Because of their behavior, many early taxonomies placed the Climacteridae near the Holarctic treecreepers, the Spotted Creeper (Salpornis) of Africa and India, and the Philippine creepers (Rhabdornis). It is now known that they are not related to any of these birds; their tree-climbing behavior is an example of convergent evolution. Their "non-relationship" with other "creepers" globally was not sorted out until the 1960s, and their true taxonomic position not until the 1980s.
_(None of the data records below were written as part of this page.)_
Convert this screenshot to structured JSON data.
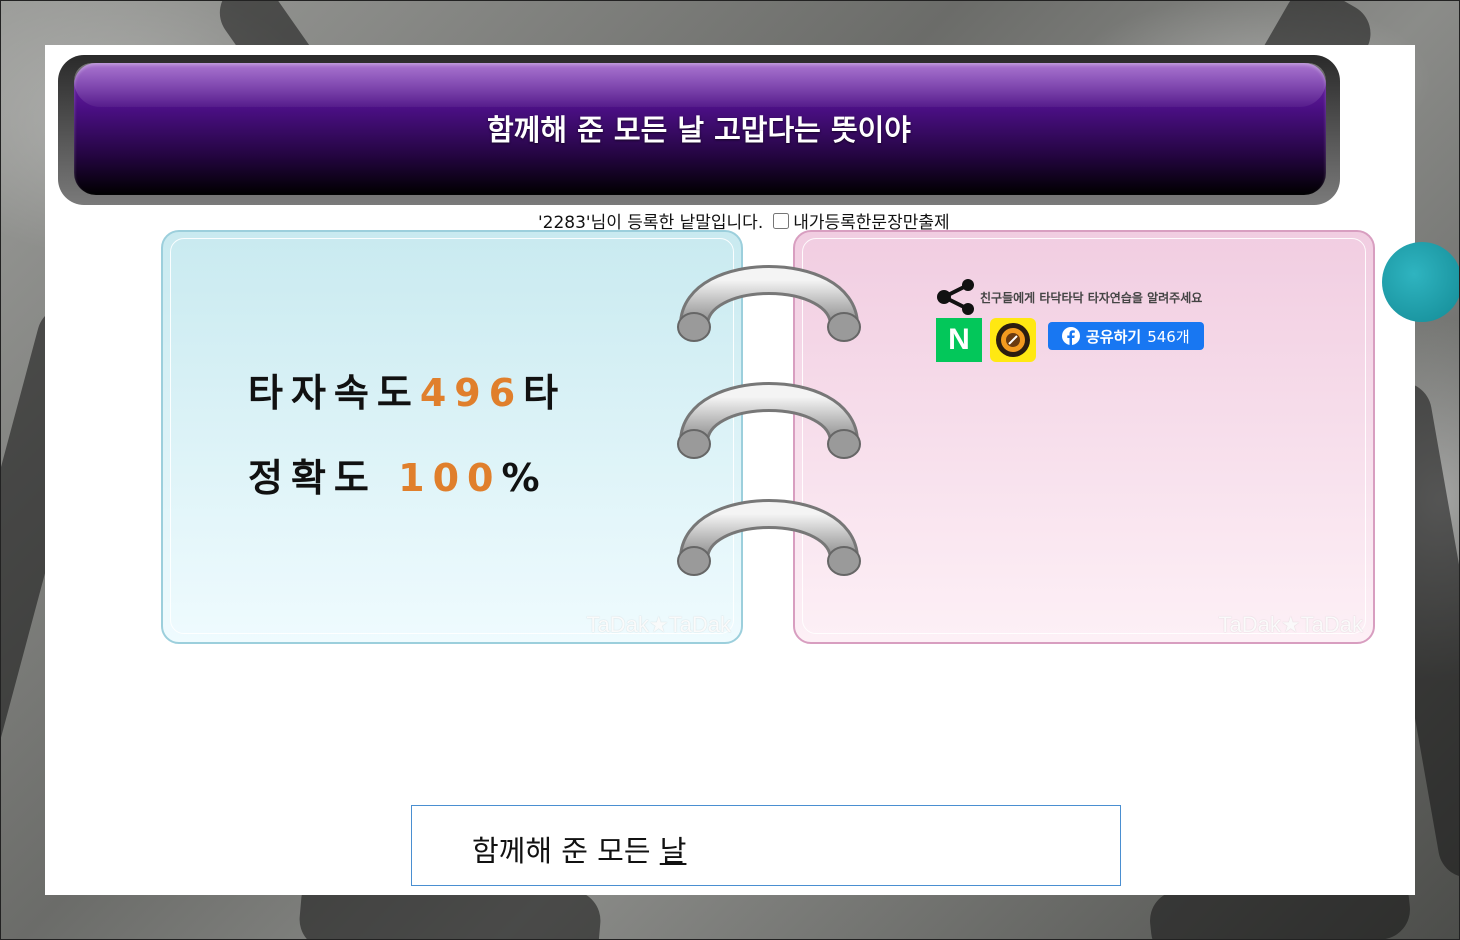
{
  "title": "함께해 준 모든 날 고맙다는 뜻이야",
  "register": {
    "text": "'2283'님이 등록한 낱말입니다.",
    "checkbox_label": "내가등록한문장만출제",
    "checked": false
  },
  "stats": {
    "speed_label": "타자속도",
    "speed_value": "496",
    "speed_unit": "타",
    "accuracy_label": "정확도",
    "accuracy_value": "100",
    "accuracy_unit": "%"
  },
  "watermark": "TaDak★TaDak",
  "share": {
    "text": "친구들에게 타닥타닥 타자연습을 알려주세요",
    "naver_label": "N",
    "facebook_label": "공유하기",
    "facebook_count": "546개"
  },
  "input": {
    "typed_main": "함께해 준 모든 ",
    "typed_current": "날"
  },
  "colors": {
    "accent_number": "#e07f2c",
    "title_purple": "#4a0f83",
    "facebook": "#1877f2",
    "naver": "#03c75a",
    "kakao": "#ffe812"
  }
}
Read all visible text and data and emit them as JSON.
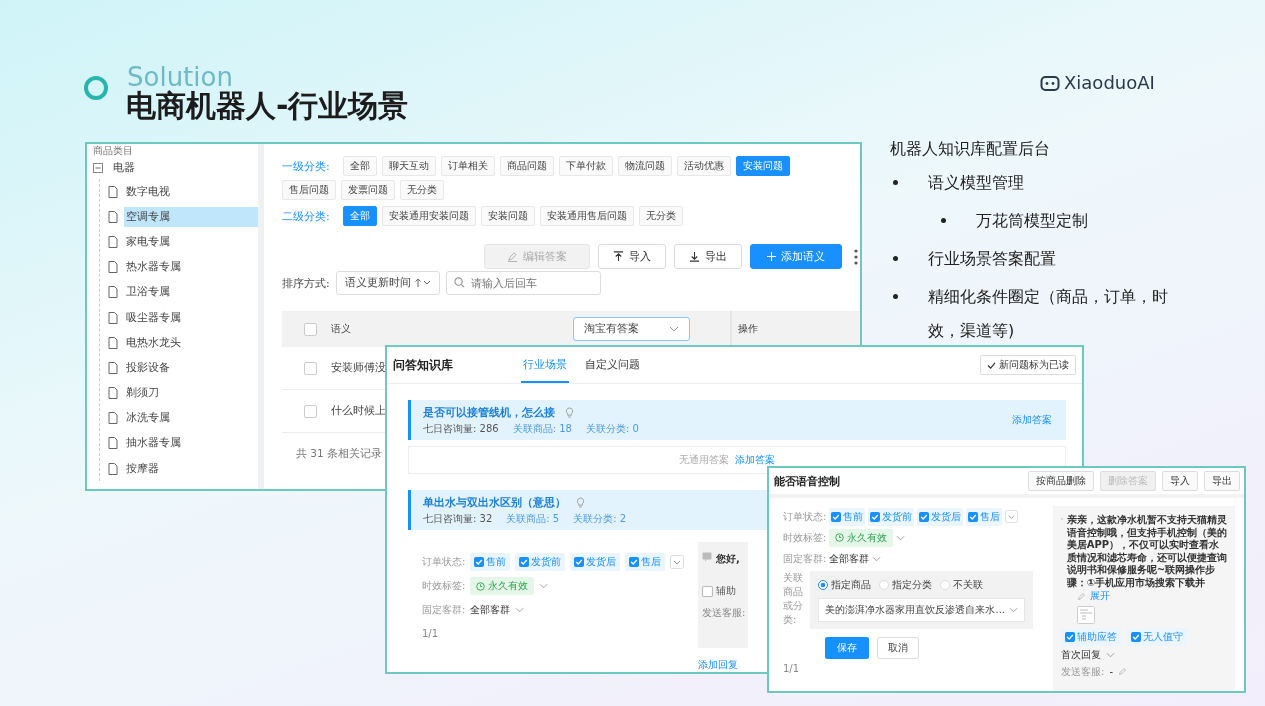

Australian Treecreepers have a distinctive syndactylous foot structure, in which the "anterior digits 2 and 3 are bound together by a membrane to the end of the 1st phalanx on digit 2, and digits 3 and 4 are joined to the base of the 3rd phalanx on digit. This condition of the foretoes apparently allows them to act in concert with the hallux as the bird creeps on trunks and branches" (Sibley et al. 1984). It is clear that Australasian Treecreepers are part of the great Australasian radiation, but their exact position is still unclear (Noske 2007). The initial DNA-DNA hybridization data suggested that they were most closely related to lyrebirds, scrub-birds, and bowerbirds (Sibley & Ahlquist 1990).


Photos: Murray Lord photographed the top Brown Treecreeper Climacteris picumnus (nominate picumnus) Brown Treecreeper in Gluepot Reserve, South Australia, in October 2012, and the bottom (race victoriae) in the Capertee Valley, New South Wales, Australia, in June 2011. The Rufous Treecreeper C. rufa was photographed in the Dryandra Forest, Western Australia, in Aug 2008. Murray Lord photographed the White-browed Treecreeper C. affinis near Bowra Station, Queensland, in Sep 2010.

      Uncredited photos © Don Roberson; credited photos © Murray Lord, as credited, and used with permission; all rights reserved.

Bibliographic note: there is no "family book" covering the Climacteridae, but the family is very well covered, with text and photos, in Noske (2007).

Literature cited:

Blakers, M., S.J.J.F. Davies, and P. N. Reilly. 1984. The Atlas of Australian Birds. Royal Australian Ornith. Union, Melbourne Univ. Press, Carlton, Victoria.

Noske, R.A. 1980. Cooperative breeding by treecreepers. Emu 80: 35-36.

Noske, R.A. 2007. Family Climacteridae (Australian Treecreepers), pp. 642-661 in Handbook of the Birds of the World (J. del Hoyo, A. Elliott, and D.A. Christie, eds.). Vol. 12. Lynx Edicions, Barcelona.

Sibley, C.G., and J.E. Ahlquist. 1990. Phylogeny and Classification of Birds: A Study in Molecular Evolution. Yale Univ. Press, New Haven, CT.

Sibley, C.G., R. Schodde, and J.E. Ahlquist. 1984. The relationships of the Australo-Papuan treecreepers (Climacteridae) as indicated by DNA-DNA hybridization. Emu 84: 235-241.

Simpson, K, and N. Day. 1996. A Field Guide to the Birds of Australia, revised 5th ed. Penguin Books Australia Ltd., Ringwood, Victoria, Australia.




  page created 17 Dec 2003, updated 6 Dec 2015  
all text & photos © Don Roberson, except as otherwise indicated; all rights reserved